he interchangeable component group does not contain more than five components
for all possible combinations of the resulting final mixture based on the components grouped in the interchangeable component group, the hazards identification and additional information referred to in Section 2 of Part B are identical.
Standard formulations for mixtures with raw material of natural origin
As it is more important for components of natural origin to meet defined standards rather than chemical composition, it is difficult to know the exact composition of the mixture containing such components. In cases like this, standard formulas may be used to deviate from the default limits outlined in Annex VIII.
The new amendment gives us defined standard formulas, specifying mixture composition (components identity and concentrations).
Mixtures with a composition corresponding to a standard formula can be notified according to that formula and deviate from the default Annex VIII concentration limits.
There are 20 standard formulas for cement, 1 standard formula for gypsum and 2 standard formula for ready mix concrete.
For those fuels listed in the table below, the identity and concentration of the mixture’s components listed in the Safety Data Sheet in accordance with Annex II to Regulation (EC) No 1907/2006 may be submitted. The identity and concentration of any other known component shall also be submitted.
Product description Automotive fuels — Unleaded petrol
Automotive fuels — Ethanol (E85) automotive fuel
Motor fuels — special petrol for powered implements
Liquefied Petroleum Gas used as fuel
Liquefied Natural Gas used as fuel
Automotive fuels — diesel engine fuels with/without biofuel
Paraffinic diesel fuels (eg GTL, BTL or HVO)
Automotive fuels — Paraffinic diesel fuel from synthesis or hydrotreatment
Liquid mineral fuels with the characteristics of domestic fuel oil
MK 1 diesel
Automotive fuels — Diesel fuel oil of environmental class 1 and 2 for high- speed diesel engines
Aviation turbine engine and piston engine fuels
Kerosene — Illuminating paraffin
Illuminating paraffin lampoil Type B and C
Heavy fuel oil
All grades of heavy fuel oil
Marine fuels, containing or not biodiesel
Fatty acid methyl esters (FAME) — Diesel B100
Fatty acid methyl esters (FAME) for use in diesel engines and heating applications
Point of sale — bespoke paints
Unique Formula Identifier (UFI) for point of sale paints, a new article has been introduced to the regulation;
“In the case of a bespoke paint for which no submission in accordance with Annex VIII has been made and no corresponding unique formula identifier has been created, the unique formula identifiers of all the mixtures contained in the bespoke paint in a concentration exceeding 0,1 % which themselves are subject to notification under Article 45 shall be included in the supplemental information on the label of the bespoke paint, located together and listed in descending order of the mixtures’ concentration in the bespoke paint, in accordance with the provisions of Section 5 of Part A of Annex VIII.
In a case falling within the first subparagraph, where the concentration of a mixture with a unique formula identifier in the bespoke paint exceeds 5%, the concentration of that mixture shall also be included in the supplemental information on the label of the bespoke paint next to its unique formula identifier, in accordance with Section 3.4 of Part B of Annex VIII.

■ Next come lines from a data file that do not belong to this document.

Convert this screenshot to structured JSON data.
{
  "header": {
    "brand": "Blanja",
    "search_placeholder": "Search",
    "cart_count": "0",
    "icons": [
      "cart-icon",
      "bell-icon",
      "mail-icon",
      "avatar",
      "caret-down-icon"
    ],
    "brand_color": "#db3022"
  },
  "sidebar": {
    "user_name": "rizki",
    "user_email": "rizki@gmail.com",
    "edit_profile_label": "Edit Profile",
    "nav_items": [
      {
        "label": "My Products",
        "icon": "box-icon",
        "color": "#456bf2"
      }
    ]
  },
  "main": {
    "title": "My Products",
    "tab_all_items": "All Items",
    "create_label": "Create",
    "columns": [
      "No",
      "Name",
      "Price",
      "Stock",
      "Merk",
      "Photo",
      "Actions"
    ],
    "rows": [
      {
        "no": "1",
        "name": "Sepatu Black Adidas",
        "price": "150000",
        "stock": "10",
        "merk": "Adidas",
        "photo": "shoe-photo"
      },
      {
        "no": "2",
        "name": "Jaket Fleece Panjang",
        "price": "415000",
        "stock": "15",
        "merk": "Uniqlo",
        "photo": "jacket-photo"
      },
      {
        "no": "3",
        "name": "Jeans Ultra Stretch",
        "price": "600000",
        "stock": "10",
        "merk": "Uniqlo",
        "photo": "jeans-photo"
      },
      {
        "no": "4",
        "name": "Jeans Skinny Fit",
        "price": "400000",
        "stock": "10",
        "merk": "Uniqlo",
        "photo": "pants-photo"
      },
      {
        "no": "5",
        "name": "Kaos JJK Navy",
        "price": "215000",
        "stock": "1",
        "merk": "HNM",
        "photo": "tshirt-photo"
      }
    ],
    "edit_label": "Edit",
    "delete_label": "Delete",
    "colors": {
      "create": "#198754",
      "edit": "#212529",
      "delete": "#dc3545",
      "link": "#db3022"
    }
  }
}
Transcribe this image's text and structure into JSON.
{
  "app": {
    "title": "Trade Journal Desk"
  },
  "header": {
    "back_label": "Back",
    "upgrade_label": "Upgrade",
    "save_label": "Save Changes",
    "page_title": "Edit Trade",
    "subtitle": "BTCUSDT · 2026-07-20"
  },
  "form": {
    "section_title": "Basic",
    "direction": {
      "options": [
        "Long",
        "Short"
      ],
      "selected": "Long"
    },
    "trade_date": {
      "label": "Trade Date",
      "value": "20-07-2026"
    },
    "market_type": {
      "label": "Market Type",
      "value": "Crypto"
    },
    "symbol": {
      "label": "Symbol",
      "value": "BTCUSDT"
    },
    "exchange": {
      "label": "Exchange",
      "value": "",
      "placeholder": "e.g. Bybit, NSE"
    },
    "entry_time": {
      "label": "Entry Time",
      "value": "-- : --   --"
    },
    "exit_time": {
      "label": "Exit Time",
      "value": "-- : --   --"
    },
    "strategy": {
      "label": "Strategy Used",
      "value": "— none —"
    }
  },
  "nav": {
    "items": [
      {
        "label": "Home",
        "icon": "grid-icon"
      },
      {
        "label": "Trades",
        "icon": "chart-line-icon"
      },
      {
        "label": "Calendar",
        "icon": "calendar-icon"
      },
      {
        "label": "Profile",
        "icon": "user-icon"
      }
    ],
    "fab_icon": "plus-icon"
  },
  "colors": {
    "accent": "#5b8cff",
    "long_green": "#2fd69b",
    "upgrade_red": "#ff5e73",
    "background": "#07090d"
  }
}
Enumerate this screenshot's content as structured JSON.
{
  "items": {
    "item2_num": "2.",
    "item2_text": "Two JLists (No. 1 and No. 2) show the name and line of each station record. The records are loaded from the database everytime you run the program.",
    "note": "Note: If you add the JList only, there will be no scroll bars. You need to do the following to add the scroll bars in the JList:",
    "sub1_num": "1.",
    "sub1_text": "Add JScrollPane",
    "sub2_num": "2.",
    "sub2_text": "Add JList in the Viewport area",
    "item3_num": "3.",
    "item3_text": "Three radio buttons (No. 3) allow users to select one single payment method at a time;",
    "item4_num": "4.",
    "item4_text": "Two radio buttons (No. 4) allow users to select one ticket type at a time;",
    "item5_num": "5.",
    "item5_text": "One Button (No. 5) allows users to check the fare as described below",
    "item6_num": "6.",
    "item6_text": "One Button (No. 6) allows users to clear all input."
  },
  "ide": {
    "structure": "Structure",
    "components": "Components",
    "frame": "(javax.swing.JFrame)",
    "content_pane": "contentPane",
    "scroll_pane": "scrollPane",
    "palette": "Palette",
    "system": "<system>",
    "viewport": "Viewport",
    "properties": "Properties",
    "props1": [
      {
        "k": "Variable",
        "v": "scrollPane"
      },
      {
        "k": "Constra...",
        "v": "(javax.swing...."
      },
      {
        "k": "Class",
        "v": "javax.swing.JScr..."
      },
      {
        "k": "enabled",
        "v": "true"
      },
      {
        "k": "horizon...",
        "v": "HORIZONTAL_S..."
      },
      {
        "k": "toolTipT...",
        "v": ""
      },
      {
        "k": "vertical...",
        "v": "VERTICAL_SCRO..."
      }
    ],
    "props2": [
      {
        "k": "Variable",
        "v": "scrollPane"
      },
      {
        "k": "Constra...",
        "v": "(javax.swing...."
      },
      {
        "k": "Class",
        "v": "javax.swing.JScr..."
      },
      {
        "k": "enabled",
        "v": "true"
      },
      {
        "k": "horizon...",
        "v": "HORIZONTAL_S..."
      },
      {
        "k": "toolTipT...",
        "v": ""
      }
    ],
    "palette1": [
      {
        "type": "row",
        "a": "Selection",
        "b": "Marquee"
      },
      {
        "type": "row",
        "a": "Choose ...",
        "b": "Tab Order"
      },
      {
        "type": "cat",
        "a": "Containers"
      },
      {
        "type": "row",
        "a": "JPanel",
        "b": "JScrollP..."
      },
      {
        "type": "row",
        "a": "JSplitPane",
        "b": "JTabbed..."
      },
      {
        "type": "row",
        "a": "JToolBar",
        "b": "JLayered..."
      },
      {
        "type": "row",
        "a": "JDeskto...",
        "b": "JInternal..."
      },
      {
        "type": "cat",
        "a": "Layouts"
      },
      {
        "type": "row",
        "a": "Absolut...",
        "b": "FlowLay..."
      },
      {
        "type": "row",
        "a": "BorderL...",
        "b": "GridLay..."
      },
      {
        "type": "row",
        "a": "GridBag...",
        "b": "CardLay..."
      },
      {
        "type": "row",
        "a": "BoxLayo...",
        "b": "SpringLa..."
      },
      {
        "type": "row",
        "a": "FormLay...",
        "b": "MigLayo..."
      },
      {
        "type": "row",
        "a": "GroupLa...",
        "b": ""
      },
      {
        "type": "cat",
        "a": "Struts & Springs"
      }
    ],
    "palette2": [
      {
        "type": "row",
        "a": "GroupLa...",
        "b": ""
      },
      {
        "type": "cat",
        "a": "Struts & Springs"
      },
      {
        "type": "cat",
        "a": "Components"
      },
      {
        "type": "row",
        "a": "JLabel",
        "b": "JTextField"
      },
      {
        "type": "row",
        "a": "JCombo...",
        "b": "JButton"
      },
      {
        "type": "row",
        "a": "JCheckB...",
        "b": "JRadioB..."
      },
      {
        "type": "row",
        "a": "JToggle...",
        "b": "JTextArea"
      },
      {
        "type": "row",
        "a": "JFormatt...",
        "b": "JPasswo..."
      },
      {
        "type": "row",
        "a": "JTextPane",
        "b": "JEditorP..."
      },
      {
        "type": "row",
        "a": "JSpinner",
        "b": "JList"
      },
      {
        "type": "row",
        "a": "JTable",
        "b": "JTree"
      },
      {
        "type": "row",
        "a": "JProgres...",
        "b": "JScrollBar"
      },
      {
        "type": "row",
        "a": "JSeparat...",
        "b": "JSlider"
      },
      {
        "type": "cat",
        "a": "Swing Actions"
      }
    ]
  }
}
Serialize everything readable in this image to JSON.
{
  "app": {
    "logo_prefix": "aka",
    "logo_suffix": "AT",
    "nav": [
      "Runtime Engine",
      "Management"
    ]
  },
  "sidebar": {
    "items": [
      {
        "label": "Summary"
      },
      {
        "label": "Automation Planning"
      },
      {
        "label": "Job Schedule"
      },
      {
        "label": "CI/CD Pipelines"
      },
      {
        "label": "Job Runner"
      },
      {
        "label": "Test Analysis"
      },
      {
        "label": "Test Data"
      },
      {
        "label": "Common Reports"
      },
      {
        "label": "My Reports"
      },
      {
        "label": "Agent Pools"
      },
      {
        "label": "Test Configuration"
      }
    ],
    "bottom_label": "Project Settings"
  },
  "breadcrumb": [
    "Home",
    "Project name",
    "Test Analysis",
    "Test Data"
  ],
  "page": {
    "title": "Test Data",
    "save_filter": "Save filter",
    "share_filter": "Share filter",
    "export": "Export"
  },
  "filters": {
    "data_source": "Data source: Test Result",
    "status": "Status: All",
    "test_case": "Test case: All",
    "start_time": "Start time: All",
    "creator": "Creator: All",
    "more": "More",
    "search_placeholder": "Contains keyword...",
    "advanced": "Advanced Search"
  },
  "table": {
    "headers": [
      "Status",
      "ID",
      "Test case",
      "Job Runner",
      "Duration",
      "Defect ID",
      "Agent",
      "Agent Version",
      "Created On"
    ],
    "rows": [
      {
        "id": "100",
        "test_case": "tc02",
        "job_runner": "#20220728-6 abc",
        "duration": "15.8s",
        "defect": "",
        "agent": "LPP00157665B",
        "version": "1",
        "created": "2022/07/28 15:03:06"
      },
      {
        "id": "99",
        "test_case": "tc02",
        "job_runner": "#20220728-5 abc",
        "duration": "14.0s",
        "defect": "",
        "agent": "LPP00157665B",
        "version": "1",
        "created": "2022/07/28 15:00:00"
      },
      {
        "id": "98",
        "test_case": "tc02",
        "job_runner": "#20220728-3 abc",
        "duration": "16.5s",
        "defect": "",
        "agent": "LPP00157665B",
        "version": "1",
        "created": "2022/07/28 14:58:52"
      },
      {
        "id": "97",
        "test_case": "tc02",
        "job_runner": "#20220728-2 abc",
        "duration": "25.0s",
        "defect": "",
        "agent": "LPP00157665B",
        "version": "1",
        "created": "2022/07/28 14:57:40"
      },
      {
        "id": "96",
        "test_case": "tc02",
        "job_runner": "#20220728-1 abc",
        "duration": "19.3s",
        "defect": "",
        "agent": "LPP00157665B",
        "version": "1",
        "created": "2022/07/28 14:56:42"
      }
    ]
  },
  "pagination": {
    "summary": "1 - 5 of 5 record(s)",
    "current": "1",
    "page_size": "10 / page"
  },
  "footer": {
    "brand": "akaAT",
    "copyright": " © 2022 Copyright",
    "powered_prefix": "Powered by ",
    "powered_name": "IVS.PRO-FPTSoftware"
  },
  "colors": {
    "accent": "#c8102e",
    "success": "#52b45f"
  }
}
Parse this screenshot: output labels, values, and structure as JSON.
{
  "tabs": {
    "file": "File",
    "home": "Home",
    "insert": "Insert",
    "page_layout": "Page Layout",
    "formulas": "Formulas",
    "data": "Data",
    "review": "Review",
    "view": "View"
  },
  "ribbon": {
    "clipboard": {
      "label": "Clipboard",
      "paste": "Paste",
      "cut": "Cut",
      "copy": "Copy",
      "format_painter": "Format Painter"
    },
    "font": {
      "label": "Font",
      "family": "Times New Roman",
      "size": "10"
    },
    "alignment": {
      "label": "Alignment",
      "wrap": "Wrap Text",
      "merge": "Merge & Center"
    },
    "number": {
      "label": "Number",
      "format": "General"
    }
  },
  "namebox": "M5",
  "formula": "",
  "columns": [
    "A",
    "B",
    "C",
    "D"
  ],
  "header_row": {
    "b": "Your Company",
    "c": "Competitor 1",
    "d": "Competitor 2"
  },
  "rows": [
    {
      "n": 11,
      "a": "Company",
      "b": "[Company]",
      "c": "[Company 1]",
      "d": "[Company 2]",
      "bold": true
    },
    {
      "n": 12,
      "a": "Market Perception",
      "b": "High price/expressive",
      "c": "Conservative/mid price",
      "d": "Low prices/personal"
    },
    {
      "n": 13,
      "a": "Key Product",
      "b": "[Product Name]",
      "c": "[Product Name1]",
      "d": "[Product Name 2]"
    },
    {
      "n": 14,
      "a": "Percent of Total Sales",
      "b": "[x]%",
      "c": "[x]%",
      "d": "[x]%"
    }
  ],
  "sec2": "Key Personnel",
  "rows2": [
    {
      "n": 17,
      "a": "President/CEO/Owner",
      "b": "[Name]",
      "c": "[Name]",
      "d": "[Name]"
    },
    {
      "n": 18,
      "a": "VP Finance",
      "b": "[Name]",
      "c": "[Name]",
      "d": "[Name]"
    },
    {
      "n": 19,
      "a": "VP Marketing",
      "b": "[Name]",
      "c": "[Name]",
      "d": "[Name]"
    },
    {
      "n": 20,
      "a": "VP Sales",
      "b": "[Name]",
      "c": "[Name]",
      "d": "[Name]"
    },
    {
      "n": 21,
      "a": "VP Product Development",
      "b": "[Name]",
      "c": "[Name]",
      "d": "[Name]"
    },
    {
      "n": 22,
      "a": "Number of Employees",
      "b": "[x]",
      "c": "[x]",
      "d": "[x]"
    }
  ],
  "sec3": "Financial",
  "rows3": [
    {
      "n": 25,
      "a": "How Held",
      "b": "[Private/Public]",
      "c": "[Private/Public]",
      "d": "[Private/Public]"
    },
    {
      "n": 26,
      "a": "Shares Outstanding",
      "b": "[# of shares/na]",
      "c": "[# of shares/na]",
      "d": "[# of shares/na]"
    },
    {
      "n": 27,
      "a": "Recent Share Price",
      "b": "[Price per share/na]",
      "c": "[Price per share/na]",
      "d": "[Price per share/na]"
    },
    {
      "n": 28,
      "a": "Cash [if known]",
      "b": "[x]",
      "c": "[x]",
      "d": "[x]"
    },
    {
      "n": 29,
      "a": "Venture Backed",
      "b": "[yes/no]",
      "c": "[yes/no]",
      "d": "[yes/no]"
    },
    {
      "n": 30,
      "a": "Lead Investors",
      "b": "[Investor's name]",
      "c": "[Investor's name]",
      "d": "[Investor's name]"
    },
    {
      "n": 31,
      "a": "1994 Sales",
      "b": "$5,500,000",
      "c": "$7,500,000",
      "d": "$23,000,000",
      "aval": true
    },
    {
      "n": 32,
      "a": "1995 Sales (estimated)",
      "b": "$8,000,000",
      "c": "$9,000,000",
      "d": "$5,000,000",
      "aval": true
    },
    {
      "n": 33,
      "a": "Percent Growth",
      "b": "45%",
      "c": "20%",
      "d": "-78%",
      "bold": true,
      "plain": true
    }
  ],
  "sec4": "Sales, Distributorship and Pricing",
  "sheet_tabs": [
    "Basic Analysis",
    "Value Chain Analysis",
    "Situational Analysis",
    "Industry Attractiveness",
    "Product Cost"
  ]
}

For the purposes of this paragraph, ‘bespoke paint’ means a paint that is formulated in limited amounts on a tailor-made basis for an individual consumer or professional user at the point of sale by tinting or colour mixing.”
In summary the new requirements are:
No need to notify the final point of sale mixture.
UFI of base paint to be printed on can of final point of sale paint
UFI of tinters also to be provided on final point of sale paint (eg via sticker)
If concentration of hazardous tinters exceed threshold (5%), the percentage of the tinter has to be displayed besides the UFI.
The latest amendment to the regulation gives clarity on the workability issues.
Companies should ensure that they meet their legal obligations by notifying hazardous mixtures for health and physical effects to ECHA in a timely manner to meet their legal obligations.